◆ **PROBLEM TO WORK ON**
Across the listing below, how many lines include the word "title"? The answer is that number, with nothing added.

◆ **DATASET RECORDS**

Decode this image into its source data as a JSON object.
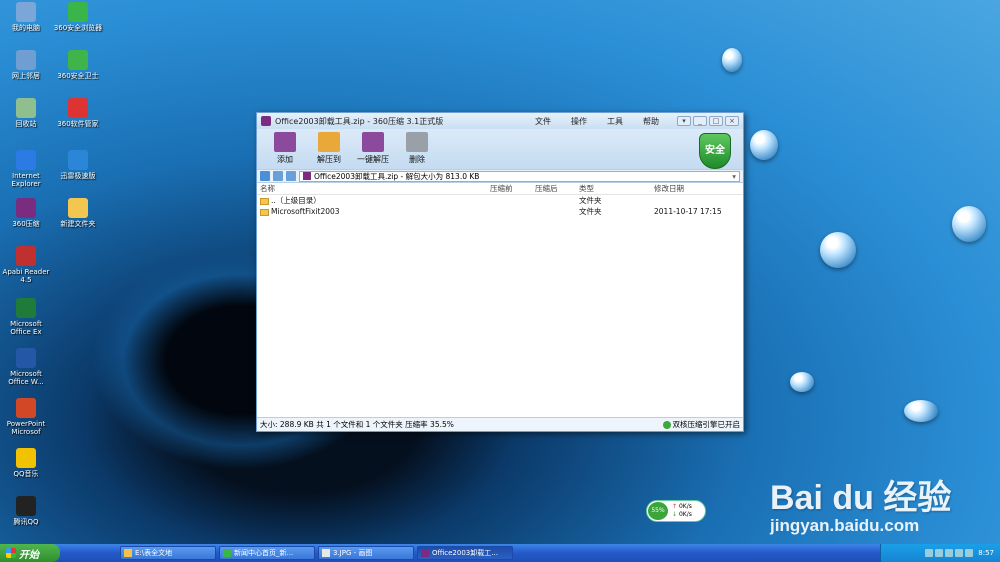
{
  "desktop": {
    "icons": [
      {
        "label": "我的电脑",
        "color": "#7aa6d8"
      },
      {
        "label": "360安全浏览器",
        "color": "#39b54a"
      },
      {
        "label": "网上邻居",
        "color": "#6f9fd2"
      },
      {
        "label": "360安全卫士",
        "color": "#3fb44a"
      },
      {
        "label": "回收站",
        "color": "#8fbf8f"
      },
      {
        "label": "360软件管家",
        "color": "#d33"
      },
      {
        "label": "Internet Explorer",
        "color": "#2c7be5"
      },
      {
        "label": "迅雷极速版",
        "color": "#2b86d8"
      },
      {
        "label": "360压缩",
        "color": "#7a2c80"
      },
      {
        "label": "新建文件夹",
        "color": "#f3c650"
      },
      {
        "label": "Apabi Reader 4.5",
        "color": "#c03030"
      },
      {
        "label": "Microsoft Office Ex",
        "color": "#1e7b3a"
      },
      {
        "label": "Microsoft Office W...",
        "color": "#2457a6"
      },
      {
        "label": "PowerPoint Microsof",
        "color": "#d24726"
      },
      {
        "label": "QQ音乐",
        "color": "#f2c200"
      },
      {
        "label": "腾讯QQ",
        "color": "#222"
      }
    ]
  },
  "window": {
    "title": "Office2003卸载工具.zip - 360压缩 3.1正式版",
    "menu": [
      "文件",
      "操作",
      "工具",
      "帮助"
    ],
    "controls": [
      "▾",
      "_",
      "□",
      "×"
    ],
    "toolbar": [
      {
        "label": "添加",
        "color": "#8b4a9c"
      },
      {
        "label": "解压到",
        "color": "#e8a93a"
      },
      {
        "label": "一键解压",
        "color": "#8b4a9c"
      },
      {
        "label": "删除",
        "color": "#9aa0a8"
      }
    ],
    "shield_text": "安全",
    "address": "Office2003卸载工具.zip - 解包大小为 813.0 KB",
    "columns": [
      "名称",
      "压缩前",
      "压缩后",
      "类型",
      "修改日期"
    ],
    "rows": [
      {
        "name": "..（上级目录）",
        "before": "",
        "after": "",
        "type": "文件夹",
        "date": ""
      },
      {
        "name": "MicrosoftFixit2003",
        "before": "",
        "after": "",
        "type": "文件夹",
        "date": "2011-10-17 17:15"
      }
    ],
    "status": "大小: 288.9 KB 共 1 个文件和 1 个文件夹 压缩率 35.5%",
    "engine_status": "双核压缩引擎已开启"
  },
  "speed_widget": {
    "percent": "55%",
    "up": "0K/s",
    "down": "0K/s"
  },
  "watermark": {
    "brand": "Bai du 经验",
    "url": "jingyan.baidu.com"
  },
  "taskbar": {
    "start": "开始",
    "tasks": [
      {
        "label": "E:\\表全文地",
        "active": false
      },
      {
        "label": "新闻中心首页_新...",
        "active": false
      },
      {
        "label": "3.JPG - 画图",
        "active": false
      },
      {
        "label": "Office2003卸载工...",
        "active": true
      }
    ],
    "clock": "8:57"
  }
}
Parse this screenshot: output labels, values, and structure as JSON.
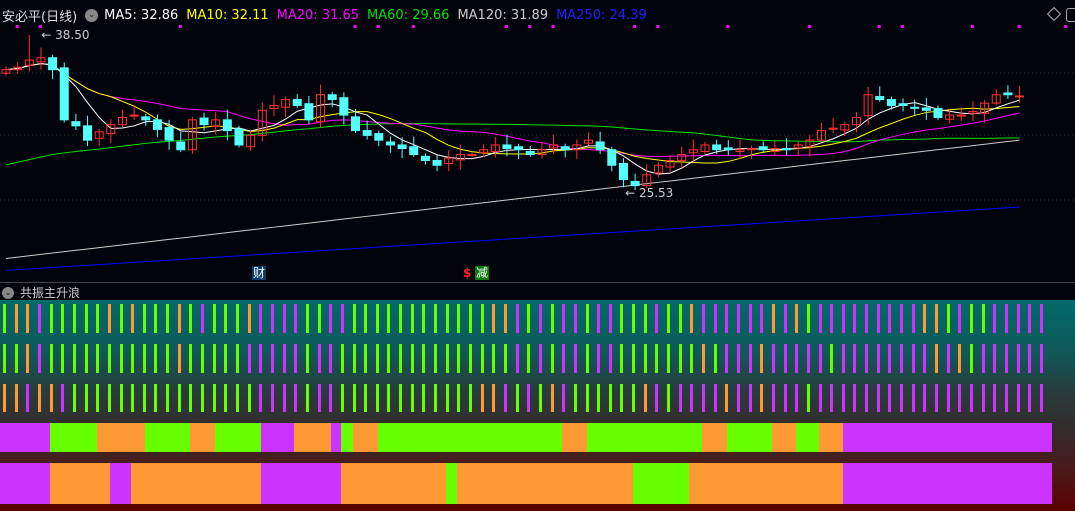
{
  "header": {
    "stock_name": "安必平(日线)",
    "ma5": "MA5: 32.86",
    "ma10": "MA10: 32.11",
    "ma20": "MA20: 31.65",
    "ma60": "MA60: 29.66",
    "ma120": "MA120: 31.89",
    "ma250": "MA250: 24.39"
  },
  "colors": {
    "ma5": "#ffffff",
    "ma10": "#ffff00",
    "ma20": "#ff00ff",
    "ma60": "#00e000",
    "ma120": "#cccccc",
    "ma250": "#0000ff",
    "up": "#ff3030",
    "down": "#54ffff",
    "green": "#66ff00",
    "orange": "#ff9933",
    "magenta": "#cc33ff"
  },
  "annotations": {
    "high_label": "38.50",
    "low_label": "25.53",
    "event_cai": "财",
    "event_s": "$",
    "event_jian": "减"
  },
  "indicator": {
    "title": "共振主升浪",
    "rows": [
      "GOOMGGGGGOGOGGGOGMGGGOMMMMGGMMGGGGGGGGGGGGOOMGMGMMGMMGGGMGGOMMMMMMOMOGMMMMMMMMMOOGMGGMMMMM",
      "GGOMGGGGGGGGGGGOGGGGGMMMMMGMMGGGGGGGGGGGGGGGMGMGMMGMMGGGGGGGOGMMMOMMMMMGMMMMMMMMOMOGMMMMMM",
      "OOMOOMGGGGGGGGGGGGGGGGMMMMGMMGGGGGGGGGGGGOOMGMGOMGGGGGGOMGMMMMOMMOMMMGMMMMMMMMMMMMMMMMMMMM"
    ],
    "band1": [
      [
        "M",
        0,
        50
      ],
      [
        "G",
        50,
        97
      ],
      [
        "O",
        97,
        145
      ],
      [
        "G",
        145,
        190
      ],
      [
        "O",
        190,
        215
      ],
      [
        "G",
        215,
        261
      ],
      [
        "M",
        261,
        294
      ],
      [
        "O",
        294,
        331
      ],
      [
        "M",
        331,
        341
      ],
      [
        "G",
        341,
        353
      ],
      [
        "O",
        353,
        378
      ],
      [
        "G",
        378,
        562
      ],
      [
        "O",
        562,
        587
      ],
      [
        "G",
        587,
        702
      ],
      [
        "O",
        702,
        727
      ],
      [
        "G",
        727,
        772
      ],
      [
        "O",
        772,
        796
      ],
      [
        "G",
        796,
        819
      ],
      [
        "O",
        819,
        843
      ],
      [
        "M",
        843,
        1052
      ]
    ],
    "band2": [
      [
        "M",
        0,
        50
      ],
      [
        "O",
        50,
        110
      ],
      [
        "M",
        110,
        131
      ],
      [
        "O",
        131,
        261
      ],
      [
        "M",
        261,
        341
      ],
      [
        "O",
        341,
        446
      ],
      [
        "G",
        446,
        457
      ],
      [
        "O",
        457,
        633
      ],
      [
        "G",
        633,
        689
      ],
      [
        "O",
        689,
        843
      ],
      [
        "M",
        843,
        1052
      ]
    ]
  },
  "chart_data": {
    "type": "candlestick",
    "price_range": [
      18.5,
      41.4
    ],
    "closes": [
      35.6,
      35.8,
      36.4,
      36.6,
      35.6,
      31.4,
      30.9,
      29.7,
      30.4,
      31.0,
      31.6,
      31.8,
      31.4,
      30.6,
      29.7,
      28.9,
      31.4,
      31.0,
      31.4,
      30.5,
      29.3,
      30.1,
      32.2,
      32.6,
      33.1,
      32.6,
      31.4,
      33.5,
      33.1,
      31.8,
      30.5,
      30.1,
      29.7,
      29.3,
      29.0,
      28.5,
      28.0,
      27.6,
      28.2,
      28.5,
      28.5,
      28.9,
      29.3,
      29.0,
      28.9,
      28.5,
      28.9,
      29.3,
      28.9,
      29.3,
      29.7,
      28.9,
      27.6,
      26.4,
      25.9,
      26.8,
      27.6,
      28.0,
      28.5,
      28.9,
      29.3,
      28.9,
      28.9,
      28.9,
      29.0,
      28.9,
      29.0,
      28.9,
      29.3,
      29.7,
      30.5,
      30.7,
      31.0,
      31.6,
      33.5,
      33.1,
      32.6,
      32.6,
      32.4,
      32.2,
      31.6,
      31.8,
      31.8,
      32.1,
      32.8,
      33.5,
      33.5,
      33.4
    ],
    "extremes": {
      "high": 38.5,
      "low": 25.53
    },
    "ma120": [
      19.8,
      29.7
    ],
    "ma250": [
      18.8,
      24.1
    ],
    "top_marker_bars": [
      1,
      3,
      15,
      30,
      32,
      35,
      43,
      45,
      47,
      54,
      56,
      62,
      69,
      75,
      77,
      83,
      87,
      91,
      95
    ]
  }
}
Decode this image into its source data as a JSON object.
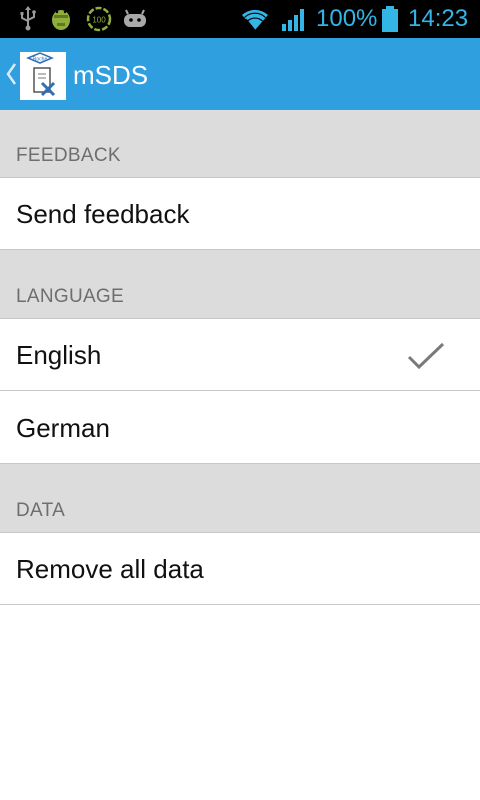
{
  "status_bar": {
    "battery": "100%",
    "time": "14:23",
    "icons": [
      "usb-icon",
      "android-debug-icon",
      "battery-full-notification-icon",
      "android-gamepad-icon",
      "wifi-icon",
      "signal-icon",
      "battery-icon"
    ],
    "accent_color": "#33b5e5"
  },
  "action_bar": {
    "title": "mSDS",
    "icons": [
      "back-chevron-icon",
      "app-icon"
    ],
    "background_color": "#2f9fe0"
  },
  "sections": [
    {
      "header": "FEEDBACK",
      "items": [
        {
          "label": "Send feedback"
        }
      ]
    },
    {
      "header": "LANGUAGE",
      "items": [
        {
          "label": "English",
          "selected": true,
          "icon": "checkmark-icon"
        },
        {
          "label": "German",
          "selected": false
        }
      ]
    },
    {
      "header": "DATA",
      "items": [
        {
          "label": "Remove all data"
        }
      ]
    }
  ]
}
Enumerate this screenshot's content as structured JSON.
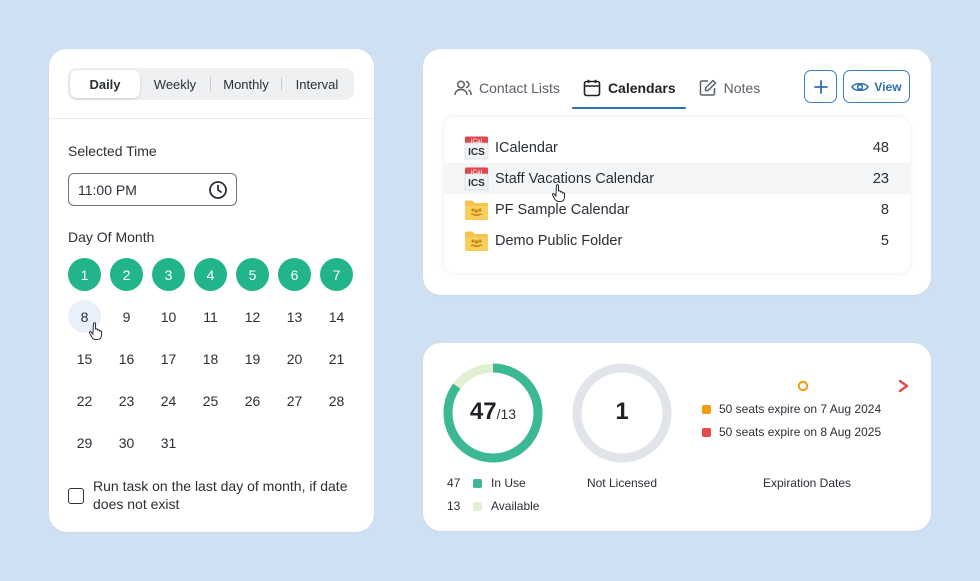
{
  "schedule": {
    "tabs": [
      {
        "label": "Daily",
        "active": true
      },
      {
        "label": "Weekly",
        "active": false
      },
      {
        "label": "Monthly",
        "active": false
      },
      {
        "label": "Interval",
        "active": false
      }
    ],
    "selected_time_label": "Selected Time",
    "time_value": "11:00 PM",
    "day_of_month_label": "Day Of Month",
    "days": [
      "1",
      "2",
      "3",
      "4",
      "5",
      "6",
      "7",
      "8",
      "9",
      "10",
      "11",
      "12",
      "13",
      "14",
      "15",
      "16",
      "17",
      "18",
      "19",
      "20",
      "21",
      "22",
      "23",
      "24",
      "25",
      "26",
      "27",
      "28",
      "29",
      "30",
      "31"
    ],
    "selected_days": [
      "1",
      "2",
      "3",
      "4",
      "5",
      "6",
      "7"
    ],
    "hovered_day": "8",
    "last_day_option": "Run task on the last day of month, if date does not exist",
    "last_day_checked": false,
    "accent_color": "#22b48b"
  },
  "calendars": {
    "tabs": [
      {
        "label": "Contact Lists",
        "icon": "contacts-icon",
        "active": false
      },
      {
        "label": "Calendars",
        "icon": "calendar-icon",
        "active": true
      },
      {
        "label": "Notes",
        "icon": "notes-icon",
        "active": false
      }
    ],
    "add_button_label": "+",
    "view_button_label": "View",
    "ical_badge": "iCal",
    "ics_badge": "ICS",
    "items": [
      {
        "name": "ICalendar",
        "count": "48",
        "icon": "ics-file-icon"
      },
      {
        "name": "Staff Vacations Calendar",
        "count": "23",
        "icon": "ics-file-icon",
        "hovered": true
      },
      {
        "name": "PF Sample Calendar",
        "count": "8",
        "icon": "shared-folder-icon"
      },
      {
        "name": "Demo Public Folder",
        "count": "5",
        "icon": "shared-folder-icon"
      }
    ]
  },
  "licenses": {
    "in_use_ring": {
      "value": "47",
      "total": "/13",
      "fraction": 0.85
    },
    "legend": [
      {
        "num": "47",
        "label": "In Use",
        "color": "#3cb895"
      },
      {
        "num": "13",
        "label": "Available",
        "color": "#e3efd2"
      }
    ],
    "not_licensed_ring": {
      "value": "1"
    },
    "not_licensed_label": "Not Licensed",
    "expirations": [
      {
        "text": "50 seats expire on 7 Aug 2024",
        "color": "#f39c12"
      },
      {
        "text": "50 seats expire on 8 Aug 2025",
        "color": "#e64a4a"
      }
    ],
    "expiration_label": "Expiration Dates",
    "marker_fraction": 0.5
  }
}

◆ **ANSWER BOX**
3